    • Messages can come from different message-streams such as Network, GUI, Database. Each has a different message protocol, subscription, and cancellation means.
    • An actor can have more than one address on a given message stream allowing it to receive duplicates, or even receive different event sets.
    • Message passing can be accomplished through many means including lossless and lossy substrates (TCP vs UDP)
    • It is even possible to use a Reader/Writer circular buffer. While it is a shared structure, all state is clearly owned by one and only one actor at a time.
  • I think you are right regarding my colleague's approach on first point. Nice answer +1 Commented Jan 2, 2019 at 16:08

Its a tricky one, but I can see your colleagues point.
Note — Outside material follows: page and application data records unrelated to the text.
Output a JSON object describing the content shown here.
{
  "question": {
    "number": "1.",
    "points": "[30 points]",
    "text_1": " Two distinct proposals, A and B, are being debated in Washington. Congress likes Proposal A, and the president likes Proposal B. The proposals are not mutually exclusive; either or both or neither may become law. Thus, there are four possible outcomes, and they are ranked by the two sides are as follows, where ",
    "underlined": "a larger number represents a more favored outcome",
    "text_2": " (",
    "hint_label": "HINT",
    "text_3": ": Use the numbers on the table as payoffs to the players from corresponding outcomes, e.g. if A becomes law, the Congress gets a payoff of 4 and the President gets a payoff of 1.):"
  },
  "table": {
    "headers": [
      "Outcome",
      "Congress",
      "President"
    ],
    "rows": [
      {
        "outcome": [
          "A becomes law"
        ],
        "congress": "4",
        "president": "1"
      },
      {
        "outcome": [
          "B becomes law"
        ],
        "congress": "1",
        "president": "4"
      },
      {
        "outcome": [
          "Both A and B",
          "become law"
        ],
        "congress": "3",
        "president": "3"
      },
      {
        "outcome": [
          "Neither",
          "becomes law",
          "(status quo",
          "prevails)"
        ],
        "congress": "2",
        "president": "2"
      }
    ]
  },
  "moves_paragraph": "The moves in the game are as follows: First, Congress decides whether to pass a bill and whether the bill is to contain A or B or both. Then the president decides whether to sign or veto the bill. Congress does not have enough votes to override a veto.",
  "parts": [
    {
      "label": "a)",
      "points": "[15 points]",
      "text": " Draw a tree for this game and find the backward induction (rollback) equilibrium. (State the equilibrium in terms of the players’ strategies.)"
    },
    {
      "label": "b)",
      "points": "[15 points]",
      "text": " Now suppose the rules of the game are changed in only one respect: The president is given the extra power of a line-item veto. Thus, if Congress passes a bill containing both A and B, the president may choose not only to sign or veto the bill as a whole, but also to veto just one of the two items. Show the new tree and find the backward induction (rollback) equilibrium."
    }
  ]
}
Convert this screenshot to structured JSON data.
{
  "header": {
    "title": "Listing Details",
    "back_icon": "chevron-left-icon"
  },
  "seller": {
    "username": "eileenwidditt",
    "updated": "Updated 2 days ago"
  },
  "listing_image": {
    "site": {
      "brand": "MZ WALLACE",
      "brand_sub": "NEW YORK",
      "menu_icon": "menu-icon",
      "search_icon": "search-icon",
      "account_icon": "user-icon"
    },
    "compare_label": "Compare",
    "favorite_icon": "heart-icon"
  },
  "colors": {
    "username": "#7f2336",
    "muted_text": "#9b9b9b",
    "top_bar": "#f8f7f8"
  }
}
If you consider an Insert 'event' coming into the system from some user input, it does indeed seem like an event based system. Where the Input event causes action on the db and cms. But then really the owner of that data could be considered to be the user. So both systems own their own data.

But If we consider an Update, effecting a subset of columns on a single row, or perhaps many rows. The event itself depends on existing data in the DB. You couldn't really add another consumer that had not received all previous events.

In my view your setup is more like replication than an Event based system.

Additionally you further muddy the waters by using Kafka, a streaming database, rather than a message queue.

Of course it hardly matters what you call things, is there some aspect of 'event based' systems that you wish your system to have?

  • Well, regarding Kafka it is used because we have a high traffic of "events" affecting several services, plus some events need to be attended by only one suscriptors while others need to be attended by all suscriptors. Kafka gives you the power to do that (not saying there aren't others who help you there). Commented Feb 5, 2018 at 20:29
  • What I mean is, although you can achieve (sort of) the same effect. Its a stream architecture rather than the more 'eventy' message queue. An archetypal 'event driven' system would be say, using rabbitMQ and subscribing both the DB and the CMS off the same set of messages created by whatever currently drives the database.
    – Ewan
    Commented Feb 5, 2018 at 20:57

Your Answer

By clicking “Post Your Answer”, you agree to our terms of service and acknowledge you have read our privacy policy.

Not the answer you're looking for? Browse other questions tagged or ask your own question.